Hello from beautiful Easton, Massachusetts! I like numbers, and today's date is one that grabbed my attention. The 1010 doubles to 2020 (I wonder what the binary equivalent would produce!). 20/20 vision is something I have not had in many years. I have heard it said that Ted Williams had 20/10 vision, a reading so good that he could see the spin on a baseball and know if the approaching pitch was a fastball. curveball, or something else. As a matter of fact, Williams' reputation for superior vision supposedly caused an umpire to once quip to a catcher, upon calling a close pitch a ball, "Of course I called it a ball, if it were a strike Williams would have swung at it."
Before we get to today's photos from the Belcher album, two notes: Reminiscences: Volume 11 is available at the Museum and through the new Museum store. Remember to use our new website: www.eastonmahistoricalsociety.org! Second, you do not have to sign up to continue to receive these emails - you are all still on our list.
Today, we take a look at two early examples of Greek Revival houses in Furnace Village. Would you have guessed that the Furnace would be a place for cutting edge architecture? It was, and the village boasts some of Easton's earliest examples of Greek Revival architecture along Foundry Street.
The houses at 541 and 545 Foundry Street were actually owned by two brothers, and both houses today retain their Greek Revival influences, Doric columns and all. 545 Foundry Street is known as the James Becher House. Built around 1840, it may be a few years earlier since a deed mentions a house already on the property when it was sold by original owner Elisha Page in 1842. The house was part of the estate of Iron Founder Lincoln Drake. The house was again sold in 1844 to Abner Drake, a carpenter, and he sold the house in 1852 to foundryman James Belcher. Belcher was the son of Clifford Belcher, and his brother owned the adjacent Greek Revival house at 541 Foundry (soon to be discussed). When James died in 1896 of cancer, his wife continued to live at the house until 1917. The house stayed in the family, next going to John W. and his wife Caroline Torrey Drake. Daughter Caroline was born 1907, living there until she married Charles Bulfinch and later moved to the former Leach house on the corner of Foundry and Poquanticut Avenue.
The house remains well preserved today, but the old barn, which was already in disrepair, was removed following the Blizzard of 1978. One other note - One of James Belcher's sons, Edgar Belcher, married Julia Rankin, whose father ran a very successful duck farm on Purchase Street. She was a successful musician and composer. The Rankin property on Purchase Street is now the Easton Country Club, and the house on the left as you enter was the home of Edgar and Julia. We have in our possession an old wheelchair that belonged to Edgar Belcher, which was donated by Leon and Sara Lombardi to the Museum.
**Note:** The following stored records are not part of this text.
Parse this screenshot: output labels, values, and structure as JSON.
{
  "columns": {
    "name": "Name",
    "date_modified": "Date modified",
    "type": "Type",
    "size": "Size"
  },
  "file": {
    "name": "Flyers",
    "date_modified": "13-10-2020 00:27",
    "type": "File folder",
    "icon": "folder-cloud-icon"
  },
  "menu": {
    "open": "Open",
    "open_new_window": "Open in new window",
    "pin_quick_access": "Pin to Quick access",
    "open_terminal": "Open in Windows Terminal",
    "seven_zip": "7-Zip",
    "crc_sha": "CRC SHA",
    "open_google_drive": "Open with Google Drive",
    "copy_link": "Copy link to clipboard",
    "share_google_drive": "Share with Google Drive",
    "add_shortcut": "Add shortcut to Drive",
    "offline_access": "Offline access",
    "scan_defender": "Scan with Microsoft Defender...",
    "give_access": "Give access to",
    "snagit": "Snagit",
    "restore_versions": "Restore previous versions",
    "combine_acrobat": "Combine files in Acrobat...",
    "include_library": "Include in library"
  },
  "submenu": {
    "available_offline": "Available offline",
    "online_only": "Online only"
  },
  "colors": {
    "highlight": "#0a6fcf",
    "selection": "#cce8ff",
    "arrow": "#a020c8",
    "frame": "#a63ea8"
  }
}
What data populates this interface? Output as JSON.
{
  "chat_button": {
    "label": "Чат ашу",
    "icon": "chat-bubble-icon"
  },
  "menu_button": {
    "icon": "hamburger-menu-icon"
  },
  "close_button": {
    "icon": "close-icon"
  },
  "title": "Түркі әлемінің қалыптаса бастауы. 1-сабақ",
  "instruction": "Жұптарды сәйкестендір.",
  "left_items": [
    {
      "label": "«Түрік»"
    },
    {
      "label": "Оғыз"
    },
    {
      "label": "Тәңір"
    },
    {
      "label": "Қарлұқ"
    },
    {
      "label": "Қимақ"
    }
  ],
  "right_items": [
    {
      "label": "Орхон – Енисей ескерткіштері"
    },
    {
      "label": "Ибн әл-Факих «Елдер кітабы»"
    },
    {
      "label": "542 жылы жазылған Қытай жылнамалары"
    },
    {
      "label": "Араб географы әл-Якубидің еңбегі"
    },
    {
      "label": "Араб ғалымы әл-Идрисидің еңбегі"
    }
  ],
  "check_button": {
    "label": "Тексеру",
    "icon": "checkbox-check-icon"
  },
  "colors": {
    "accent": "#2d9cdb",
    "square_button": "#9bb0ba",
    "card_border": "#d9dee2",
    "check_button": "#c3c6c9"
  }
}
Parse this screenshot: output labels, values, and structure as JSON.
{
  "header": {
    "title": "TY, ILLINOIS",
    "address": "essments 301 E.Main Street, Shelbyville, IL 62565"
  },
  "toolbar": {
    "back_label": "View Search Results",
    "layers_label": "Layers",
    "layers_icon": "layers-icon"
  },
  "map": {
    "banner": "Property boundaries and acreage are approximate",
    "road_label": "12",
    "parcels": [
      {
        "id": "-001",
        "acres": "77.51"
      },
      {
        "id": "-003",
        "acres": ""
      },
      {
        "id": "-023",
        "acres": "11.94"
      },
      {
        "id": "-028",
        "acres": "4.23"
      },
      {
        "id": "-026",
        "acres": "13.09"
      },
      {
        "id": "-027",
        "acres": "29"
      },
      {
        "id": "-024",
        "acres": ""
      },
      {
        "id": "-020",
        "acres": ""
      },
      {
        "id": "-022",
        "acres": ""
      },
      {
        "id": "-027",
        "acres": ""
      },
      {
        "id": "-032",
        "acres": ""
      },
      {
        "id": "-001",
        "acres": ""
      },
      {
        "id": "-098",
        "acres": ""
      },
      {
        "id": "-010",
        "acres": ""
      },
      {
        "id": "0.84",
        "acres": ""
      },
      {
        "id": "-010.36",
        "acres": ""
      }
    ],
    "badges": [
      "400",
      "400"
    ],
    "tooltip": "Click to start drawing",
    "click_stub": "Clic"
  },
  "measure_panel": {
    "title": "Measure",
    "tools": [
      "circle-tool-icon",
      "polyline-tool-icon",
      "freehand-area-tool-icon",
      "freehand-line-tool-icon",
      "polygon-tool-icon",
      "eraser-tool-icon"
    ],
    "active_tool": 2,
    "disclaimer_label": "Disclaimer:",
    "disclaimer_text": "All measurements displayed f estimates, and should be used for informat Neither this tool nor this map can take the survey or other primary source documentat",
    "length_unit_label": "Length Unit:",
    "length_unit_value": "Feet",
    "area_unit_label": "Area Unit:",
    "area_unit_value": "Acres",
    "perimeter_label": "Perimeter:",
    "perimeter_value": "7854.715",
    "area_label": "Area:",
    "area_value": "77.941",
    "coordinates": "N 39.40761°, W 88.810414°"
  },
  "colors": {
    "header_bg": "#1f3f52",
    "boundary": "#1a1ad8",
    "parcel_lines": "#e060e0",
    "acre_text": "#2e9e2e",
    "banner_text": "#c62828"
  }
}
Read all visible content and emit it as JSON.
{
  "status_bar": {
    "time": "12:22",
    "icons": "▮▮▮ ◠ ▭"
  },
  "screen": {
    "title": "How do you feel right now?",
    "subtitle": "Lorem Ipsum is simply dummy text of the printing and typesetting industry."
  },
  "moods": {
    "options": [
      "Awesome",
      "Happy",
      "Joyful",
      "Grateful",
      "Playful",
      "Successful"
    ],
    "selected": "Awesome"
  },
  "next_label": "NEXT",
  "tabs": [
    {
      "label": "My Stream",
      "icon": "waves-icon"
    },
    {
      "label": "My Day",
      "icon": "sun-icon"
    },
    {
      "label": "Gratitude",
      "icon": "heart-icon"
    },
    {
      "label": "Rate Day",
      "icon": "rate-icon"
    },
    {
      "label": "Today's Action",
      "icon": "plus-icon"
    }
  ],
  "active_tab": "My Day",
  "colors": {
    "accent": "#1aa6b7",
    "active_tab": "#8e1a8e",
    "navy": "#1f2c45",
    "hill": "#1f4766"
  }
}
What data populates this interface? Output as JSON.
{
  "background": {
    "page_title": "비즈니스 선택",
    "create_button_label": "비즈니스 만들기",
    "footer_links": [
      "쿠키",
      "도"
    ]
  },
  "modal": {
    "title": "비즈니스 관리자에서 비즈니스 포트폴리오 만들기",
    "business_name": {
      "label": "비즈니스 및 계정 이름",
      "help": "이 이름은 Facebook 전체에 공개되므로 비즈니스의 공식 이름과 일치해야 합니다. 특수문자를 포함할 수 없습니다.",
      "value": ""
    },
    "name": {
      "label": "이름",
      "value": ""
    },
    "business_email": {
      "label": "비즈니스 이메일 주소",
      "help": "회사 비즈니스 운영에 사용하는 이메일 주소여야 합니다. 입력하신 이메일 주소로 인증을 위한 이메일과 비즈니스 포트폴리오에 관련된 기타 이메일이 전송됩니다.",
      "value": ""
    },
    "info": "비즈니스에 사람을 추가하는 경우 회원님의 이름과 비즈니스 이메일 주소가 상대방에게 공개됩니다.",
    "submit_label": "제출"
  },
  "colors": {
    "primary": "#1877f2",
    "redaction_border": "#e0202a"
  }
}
The brother's house at 541 Foundry is another example of Greek Revival architecture that still retains its original features. The Daniel Belcher house was also built around 1840. In 1837, Belcher married into the Drake family, and that year partnered with Alexander Boyden to open a malleable iron foundry on the south side of Foundry Street. That is the foundry that was still operating when I was growing up in Furnace Village in the 1960's and 1970's. In 1839 Daniel Belcher had become superintendent of the foundry. He and the foundry were recognized in 1847 by the Massachusetts Charitable Mechanic Association with a silver medal for excellence in malleable iron casting. The Belchers raised a family and also boarded foundry workers at the house, perhaps in quarters in the extension that is off the rear of the family part of the home. Daniel died in 1890, and his widow lived in the home until 1908. The house passed through several owners until it was bought by Ellen Keith for her daughter Helen Blaisdell (from Ellen's first marriage).
Helen lived in the house alone from 1945 until her death in 1975. I remember her well (we lived next door at 537 Foundry), a small white-haired old lady who lived with lots of dogs and cats. No one ever set foot in her home that I can remember except a neighbor who would get her groceries for her. There were a lot of rumors surrounding her death - there was a harp in the house, a wine cellar, and other stories. The house itself has a curved wall on the interior. Buried under the front lawn is a large chamber, whose original purpose cannot be determined. The old barn was long gone before my time. You may notice to the right of the house, the "conservatory" or greenhouse that was once on the property. The old house was lovingly restored by Craig and Judy Andrus when they bought the property in 1975. At that time, there was no running water in the home. Ms. Blaisdell used a pitcher pump over a well in the house and a chemical toilet. To rid the house of the many papers that the dogs and cats made messes on, she would burn once a week in an open rubbish barrel. We always knew when burning day was, and on the days when the wind blew our way, we could tell by the odor who was doing the burning!
I hope you enjoy the photos, and until next week, stay well!
Your comment will be posted after it is approved.
Leave a Reply.
Anne Wooster Drury